Mr Speaker, like others, I thank you for your support. I thank you and your office for facilitating our getting the Bill through so many stages as quickly as we have in the final days and weeks of the mandate. It means a lot to the people who are listening and seeking the surety of the preservation of information held across the institutions. As Ms Bradley said, when it comes to your legacy as Speaker, the Bill stands among the greatest testaments to you: you enabled us to bring the private Member's Bill through, and it was done in such a collaborative way by all parties in the House.

In addition, as Health Minister, I give my personal thanks to you, Mr Speaker, for the support that you have given me in the Chamber. I am probably the Minister who has been in the Chamber the most — possibly nearly as much as you at times. You have managed some challenging debates and legislation, and I thank you for your impartiality and for how you and your team have managed those.

It remains for me to thank once again my Assembly colleague Mr Chambers and other Members for their tenacity in securing this important legislation, to which I give my wholehearted support.

It is a privilege to do that as my final contribution as Health Minister in this Assembly mandate.

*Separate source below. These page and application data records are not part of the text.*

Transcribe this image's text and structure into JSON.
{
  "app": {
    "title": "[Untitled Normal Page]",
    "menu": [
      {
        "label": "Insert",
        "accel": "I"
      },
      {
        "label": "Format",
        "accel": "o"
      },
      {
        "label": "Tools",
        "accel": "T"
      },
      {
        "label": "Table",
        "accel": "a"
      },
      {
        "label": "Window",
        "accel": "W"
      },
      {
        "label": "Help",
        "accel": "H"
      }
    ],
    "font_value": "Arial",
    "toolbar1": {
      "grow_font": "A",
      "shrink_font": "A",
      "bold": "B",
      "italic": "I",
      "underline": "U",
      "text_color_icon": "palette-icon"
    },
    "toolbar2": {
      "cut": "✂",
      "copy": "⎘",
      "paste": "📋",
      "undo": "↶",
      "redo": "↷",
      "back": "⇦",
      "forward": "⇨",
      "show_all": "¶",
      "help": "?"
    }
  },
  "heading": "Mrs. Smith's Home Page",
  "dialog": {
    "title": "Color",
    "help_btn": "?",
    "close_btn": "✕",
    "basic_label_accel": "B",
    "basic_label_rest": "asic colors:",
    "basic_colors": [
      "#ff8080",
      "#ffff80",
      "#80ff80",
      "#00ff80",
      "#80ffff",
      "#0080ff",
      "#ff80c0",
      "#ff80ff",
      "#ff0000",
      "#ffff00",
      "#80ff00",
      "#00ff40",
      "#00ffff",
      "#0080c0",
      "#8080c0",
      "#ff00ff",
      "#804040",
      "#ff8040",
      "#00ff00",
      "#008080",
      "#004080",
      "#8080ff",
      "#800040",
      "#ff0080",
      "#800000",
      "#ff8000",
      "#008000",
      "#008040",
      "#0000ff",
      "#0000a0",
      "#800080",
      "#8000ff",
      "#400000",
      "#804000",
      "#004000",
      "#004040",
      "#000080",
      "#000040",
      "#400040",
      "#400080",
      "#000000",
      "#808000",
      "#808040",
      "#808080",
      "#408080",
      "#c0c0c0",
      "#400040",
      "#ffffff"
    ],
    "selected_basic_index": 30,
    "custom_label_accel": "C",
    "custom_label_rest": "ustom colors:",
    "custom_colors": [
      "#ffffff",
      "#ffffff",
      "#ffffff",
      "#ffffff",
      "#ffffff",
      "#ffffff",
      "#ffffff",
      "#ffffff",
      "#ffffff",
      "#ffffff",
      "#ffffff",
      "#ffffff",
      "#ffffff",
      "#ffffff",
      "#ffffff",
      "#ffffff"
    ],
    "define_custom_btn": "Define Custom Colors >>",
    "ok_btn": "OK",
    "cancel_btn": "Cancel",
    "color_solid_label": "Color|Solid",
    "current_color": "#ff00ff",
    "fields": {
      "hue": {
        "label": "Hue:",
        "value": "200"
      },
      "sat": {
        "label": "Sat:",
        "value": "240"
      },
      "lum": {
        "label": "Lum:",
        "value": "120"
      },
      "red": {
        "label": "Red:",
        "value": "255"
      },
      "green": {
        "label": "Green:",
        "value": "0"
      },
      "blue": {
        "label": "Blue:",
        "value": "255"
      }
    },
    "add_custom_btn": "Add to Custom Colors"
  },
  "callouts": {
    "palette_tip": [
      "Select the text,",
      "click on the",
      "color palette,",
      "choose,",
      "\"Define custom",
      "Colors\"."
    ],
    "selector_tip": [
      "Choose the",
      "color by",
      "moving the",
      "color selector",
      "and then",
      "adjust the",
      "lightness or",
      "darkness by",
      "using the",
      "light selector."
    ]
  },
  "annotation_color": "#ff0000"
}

It is fitting that this Bill is the final piece of business in this mandate, because it will be life-changing and will give that surety. It would have been challenging for many of those listening, to whom Ms Dillon referred, if the legislation had not been delivered and was put off until another mandate or put on the long finger. It is right that we have this private Member's Bill, and it is also right that it was granted accelerated passage, which was supported by you, Mr Speaker, the offices and all parties across the House. I have great pleasure in endorsing the private Member's Bill.